ASSIGNMENT: From the listing below, extract each line containing the string "Windows".

---------- MATERIAL FOR THIS EXERCISE

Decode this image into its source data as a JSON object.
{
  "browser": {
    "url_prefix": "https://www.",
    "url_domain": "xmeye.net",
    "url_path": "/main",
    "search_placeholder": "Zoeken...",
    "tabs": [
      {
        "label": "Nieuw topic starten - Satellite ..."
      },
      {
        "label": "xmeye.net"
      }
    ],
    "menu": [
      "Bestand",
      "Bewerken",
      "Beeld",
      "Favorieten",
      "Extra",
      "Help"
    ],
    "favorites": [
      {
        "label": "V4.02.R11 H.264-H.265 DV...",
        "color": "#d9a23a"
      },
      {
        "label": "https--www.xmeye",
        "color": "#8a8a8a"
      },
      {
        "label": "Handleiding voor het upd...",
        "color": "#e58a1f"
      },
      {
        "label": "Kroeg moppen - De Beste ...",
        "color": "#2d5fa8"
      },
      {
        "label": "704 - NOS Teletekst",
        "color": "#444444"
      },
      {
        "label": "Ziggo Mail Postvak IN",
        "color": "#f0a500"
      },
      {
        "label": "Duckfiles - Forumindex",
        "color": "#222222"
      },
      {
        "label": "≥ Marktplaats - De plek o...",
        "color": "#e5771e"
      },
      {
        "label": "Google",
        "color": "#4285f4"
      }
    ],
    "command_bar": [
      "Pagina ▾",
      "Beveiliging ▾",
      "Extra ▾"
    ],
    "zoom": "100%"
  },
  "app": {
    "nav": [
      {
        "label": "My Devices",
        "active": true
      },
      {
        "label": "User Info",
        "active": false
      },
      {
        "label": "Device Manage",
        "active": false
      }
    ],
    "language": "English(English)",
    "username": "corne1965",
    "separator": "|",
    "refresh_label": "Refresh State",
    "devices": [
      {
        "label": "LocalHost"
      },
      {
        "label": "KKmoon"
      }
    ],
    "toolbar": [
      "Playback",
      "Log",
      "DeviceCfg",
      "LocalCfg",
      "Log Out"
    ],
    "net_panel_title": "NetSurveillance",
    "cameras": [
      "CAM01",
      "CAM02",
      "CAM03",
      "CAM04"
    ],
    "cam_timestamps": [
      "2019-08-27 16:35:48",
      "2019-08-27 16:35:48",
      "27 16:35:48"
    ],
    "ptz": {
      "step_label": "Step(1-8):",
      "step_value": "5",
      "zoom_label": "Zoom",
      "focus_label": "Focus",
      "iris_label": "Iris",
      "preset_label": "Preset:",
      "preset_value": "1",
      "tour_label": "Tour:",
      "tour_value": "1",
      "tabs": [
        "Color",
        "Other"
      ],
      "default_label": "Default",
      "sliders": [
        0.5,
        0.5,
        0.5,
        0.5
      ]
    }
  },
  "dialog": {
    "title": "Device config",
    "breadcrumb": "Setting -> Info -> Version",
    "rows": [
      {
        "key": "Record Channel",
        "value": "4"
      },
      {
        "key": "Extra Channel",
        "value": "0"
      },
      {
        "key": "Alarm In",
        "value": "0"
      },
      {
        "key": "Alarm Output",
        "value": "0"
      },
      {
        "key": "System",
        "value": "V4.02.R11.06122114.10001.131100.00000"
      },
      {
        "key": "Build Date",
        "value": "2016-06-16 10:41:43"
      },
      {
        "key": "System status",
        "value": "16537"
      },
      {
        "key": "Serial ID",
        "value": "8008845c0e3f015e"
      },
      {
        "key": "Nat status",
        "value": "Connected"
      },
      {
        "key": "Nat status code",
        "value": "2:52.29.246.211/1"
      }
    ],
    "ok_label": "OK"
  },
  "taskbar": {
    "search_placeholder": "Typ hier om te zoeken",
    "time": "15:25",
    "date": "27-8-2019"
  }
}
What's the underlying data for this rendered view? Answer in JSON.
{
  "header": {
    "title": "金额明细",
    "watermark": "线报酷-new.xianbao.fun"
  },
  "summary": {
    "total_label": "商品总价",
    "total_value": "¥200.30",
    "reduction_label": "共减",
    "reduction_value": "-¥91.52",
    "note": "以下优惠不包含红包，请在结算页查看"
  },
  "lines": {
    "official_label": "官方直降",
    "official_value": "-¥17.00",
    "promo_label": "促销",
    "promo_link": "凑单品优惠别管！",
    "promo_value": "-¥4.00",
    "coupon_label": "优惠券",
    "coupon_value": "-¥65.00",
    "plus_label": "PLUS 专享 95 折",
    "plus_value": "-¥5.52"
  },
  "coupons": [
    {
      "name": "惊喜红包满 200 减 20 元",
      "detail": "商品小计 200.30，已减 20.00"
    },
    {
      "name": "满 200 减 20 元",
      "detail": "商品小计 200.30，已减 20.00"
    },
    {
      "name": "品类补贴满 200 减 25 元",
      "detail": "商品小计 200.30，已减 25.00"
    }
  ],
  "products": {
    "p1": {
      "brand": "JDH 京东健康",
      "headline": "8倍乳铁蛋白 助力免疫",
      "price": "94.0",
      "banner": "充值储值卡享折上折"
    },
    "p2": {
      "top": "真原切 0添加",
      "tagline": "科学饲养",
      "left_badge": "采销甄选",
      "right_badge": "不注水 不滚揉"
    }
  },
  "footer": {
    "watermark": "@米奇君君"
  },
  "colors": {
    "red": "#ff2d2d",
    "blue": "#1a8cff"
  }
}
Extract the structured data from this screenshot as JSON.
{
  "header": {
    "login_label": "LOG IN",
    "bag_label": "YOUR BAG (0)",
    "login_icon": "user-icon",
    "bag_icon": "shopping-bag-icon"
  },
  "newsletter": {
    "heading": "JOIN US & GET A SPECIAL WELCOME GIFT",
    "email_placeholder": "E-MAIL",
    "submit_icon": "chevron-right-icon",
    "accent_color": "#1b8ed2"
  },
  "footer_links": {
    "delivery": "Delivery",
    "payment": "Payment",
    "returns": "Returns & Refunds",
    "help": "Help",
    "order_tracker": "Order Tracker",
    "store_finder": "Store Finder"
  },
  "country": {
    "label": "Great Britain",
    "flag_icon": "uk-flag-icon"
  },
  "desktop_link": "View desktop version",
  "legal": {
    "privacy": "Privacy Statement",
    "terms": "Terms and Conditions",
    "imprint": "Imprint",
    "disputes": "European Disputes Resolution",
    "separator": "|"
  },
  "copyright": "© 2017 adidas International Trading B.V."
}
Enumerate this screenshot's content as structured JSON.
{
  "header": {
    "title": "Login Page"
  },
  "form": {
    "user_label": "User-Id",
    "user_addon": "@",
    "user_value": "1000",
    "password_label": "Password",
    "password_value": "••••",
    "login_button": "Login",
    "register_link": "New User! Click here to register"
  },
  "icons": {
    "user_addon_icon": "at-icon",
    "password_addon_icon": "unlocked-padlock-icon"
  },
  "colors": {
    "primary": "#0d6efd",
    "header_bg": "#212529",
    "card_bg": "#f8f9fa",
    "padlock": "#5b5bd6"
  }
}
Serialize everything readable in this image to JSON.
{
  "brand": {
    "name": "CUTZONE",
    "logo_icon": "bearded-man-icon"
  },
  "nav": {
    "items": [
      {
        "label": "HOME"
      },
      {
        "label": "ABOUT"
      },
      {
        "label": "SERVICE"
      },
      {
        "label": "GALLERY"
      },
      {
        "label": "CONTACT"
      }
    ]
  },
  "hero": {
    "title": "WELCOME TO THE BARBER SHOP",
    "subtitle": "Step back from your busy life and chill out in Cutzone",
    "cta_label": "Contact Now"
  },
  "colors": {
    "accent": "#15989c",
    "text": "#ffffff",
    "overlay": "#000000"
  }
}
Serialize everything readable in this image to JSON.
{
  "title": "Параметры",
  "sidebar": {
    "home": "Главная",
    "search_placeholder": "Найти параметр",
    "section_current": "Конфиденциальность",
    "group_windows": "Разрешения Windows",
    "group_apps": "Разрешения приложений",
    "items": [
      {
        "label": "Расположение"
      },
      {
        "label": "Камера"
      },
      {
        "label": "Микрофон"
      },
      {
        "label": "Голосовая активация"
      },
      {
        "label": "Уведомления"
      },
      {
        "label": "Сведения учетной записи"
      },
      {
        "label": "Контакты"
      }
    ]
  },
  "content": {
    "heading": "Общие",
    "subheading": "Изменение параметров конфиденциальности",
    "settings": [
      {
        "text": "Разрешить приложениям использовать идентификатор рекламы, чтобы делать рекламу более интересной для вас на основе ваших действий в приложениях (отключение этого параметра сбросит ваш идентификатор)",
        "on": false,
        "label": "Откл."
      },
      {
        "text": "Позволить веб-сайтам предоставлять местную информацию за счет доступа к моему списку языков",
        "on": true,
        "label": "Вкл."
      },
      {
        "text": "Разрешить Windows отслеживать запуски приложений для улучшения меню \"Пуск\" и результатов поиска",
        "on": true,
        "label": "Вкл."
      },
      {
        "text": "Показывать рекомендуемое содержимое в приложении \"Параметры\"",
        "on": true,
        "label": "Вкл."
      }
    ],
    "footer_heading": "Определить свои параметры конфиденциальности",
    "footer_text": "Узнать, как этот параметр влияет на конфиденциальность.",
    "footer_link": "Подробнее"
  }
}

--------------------

REPLY:
    "group_windows": "Разрешения Windows",
        "text": "Разрешить Windows отслеживать запуски приложений для улучшения меню \"Пуск\" и результатов поиска",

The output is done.